It was a rainy grey day in Belfast and I arrived several hours later than I had anticipated. Too much of a smooth black elixir in a comfortable Irish pub with a handful of wonderful strangers stalled my arrival. I planned to head out of Belfast immediately to tour the Giant’s Causeway, the Carrick-a-Rede and the town of Bushmills. However, since I must be off to Scotland in the morning, I’m left with no choice but to skip everything.
With some lingering resignations of the night before, I set off from the train station and flagged down a taxicab. I offered the man additional fare if he would be willing to take me on a tour through some of Belfast’s delicate history. He was the perfect guide, thorough and passionate, while as knowledgable as any local who had lived through the mayhem that took place from around 1969 to 1994. We toured rebuilt bombing sites, original war murals, the art-laden peace wall and other various historic sites along the way.
Walking up to the doors, I noticed the ornate mosaic tile floor design of the Crown Liquor Saloon. My first thoughts once I entered through the wood and painted glass doors was that of an impactful awe of elegance, regality and beauty. Each barman was dressed to perfection in a fine black vest with a white long sleeve top and a pair of matching black slacks. Behind the bar were a few antique casks setup as they were used prior to when the modern tap system became standard. Rows of taps, pint glasses and liquor bottles ranged the shelves to complete the perfect bar of the Crown.
The bar was lined along the left side of the building, while a cluster of ten booths which were beautifully carved in ornate Victorian lined the right. They were filled with groups of locals and the occasional tourist couple, but the rest of the pub was decisively empty, except for two heavy accented men. They were slouched against the bar, dim-eyed and reeking of scotch.
I took a seat at the nearest stool, ordered a Swithwicks and began chatting with the barman. I spoke with him in hushed tones, discussing the two men. They had been there for hours and he was worried that he would have to attempt to muscle them out of the bar if they became any more belligerent to passersby. He told me his name was Collin and he came to Belfast from southern Wales, I proceeded to question him on the current state of Belfast’s religious tensions. Collin talked as though the eruption of violence could still happen at any moment, but overall have calmed down in the past decade.

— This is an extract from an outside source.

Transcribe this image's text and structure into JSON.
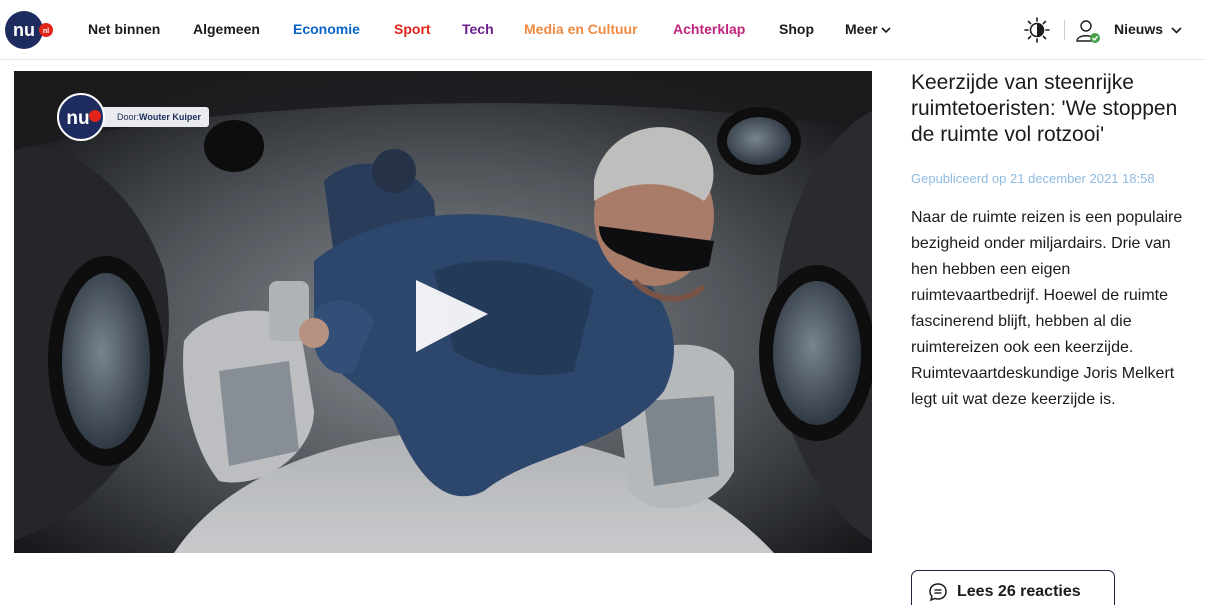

I visited pub after pub through the remaining two weeks of my backpacking trip from Dublin to Amsterdam and the Crown is by far the most beautiful of them all. However, if you’re looking for raucous, high-energy nightlife, you’d do better to tour London, Leeds or Glasglow.
(Photo by © Brandon Elijah Scott / Eye & Pen)